But according to a report releases Tuesday, the retail auto market is changing in such ways that dealerships might begin to feel a real pinch on pretax profits if the current number of dealerships remains the same.
"We believe – contrary to popular opinion – that things are not as positive as they seem," says Thomas F. Wendt, partner in the North American automotive practice at Roland Berger Strategy Consultants, a Munich-based global consulting firm. "In our view, the massive consolidation of the recent past was not the end, but the beginning of the change needed for dealers to maintain healthy profit levels and for OEMs to transform their distribution networks."
This transformation basically means that, according to the report, the given current auto-retail pretax profit margin of 2.2 percent some significant consolidation will have to take place. Such consolidation would reduce the number of independent dealers and increase the number of dealership networks. In other words: fewer dealerships and more dealership chains.

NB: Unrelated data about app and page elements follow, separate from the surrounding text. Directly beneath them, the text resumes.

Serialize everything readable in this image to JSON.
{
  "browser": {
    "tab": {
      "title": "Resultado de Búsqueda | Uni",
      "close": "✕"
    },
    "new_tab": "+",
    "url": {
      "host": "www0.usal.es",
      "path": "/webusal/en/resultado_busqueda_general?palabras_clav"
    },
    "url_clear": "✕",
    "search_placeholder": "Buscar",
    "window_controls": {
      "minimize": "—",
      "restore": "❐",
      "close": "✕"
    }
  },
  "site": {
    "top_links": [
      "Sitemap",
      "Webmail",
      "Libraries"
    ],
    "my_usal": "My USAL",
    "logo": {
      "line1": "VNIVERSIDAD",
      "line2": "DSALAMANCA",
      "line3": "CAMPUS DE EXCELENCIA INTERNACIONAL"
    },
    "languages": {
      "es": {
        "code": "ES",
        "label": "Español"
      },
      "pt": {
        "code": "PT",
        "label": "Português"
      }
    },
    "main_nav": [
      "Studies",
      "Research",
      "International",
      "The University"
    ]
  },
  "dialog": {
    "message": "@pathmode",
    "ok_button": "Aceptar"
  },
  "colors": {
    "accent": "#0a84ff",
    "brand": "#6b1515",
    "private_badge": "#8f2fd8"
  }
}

The National Automotive Dealers Association estimates that 2013 pretax profit margins will be flat compared to the previous year, at 2.2 percent. That’s down slightly from 2.3 percent in 2011 but up from 1 percent in 2008 when dealers had to slash prices to lure consumers in a year that ended with the U.S. entering an 18-month economic recession. (Margins actually ticked up to 1.5 percent during the recession.)
This is good news for a retail operation where margins are typically paper thin, but Roland Berger says the bounce back may be temporary thanks to the following factors: - Consumers are gravitating toward smaller cars, which are less profitable thank luxury cars, SUVs and pickup trucks.
- Service and after-sale revenue, the money dealers make from maintenance services, as independent mechanics continue to take market share
- The internet is creating a smaller automotive marketplace and consumers have more car-hunting tools at their disposal. More dealers are competing with each other in this climate.
There are already about 18 percent fewer dealerships than there were before the 18-month recession that kicked off in December 2007, thanks largely to the steep cuts made to Detroit 3 dealership franchises amid a crisis that sent GM and Chrysler into Chapter 11 reorganization.
But Roland Berger suggests these factors could force more shutdowns and consolidations in the U.S. automotive dealer’s market. As many as about 22 percent of dealerships are at risk, it says, that could cost about 200,000 jobs over the next six years.